Development Policy Committee Analysis: Finland’s international climate finance needs clear direction
Finland's international climate finance needs a transparent long-term operating model, as well as a plan for increasing and targeting the financing. This is the conclusion of the Development Policy Committee's (DPC) recent analysis report ”Finland's International Climate Finance Needs Clear Direction”. The recommendations presented in the report outline actions towards more responsible, just and effective climate finance.
International climate finance refers to the obligation of industrial nations to channel funding to developing countries to support their actions to mitigate climate change and to help them adapt to the effects of climate change. Climate finance can reduce inequality and address the needs of the poorest and most vulnerable groups in particular.
The need to increase climate finance is enshrined in the UN Framework Convention on Climate Change and the Paris Agreement, since the current sums are insufficient to meet the international targets. In addition, funding is often channelled to purposes other than providing support for the most vulnerable. In the United Nations Climate Change Conference in Glasgow, it was agreed that industrial nations should deliver on the previously set annual climate finance pledge of USD 100 billion as soon as possible. The negotiations for the amount of funding post-2025 will be held in the coming years, and there is significant pressure for increasing the funding to developing countries. It is also important to allocate climate finance equally between mitigating climate change and adapting to its effects
Finland must increase climate finance and improve its guidance
According to the DPC survey, Finland's public climate finance has been channelled to developing countries through a wide variety of avenues, forms and instruments. Most climate finance has been channelled through development policy investments and multilateral organisations and funds. The percentage of grant-based support is still greater than that of development policy investments in the appropriations budgeted for 2022–2026. As a whole, climate finance would increase by EUR 189–225 million annually.
The DPC analysis report proposes that it is time for Finland to fully adopt international climate finance as part of wider climate policy and the implementation of the UN 2030 Agenda for Sustainable Development. A clear plan extending over several government terms and including an increase in development cooperation appropriations to the 0.7 per cent of GNP required by Finland’s commitments by 2030 should be drawn up to guarantee sufficient funding. At the same time, the amount of climate finance should be increased without decreasing the funds allocated to other forms of development cooperation. Climate finance should be considered as a whole, and a broad base of actors is required for its implementation. The guidance system of climate finance and division of responsibilities requires clarification.
Secretary General of the DPC, Marikki Stocchetti, tel. +358 50 525 8649, email@example.com
Chair of the DPC, Inka Hopsu, tel. +358 40 758 9545, firstname.lastname@example.org

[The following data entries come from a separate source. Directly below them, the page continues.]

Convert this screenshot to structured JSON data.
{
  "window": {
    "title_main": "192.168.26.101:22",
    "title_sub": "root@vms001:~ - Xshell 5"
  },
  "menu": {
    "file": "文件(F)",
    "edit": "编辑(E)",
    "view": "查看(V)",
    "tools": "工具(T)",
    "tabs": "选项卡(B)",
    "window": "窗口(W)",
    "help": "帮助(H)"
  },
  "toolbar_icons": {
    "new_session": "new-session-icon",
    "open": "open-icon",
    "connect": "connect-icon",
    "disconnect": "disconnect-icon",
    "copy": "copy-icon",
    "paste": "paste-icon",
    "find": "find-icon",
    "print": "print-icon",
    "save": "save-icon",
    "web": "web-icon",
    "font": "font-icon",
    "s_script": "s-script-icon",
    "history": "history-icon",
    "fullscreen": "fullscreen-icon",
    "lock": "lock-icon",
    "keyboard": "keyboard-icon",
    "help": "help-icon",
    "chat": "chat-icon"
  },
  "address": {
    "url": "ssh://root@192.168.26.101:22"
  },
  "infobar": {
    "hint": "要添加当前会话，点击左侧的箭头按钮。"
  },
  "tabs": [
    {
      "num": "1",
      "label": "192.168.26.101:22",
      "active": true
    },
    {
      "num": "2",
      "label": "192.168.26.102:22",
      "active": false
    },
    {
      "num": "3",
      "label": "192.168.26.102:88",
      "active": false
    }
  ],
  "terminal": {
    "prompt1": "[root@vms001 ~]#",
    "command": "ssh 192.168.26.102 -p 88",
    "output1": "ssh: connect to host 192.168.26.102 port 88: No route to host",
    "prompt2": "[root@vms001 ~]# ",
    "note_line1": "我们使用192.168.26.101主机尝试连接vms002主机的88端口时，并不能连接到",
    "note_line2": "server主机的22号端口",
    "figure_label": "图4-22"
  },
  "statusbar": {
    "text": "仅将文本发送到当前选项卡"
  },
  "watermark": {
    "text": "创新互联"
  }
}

The Development Policy Committee is the only body monitoring and evaluating Finnish development cooperation and policy on a systematic and broad basis. The government appoints the Committee for the duration of its government term. Its members come from the parties represented in Parliament, unions and civil society organisations, and universities of the UniPID network.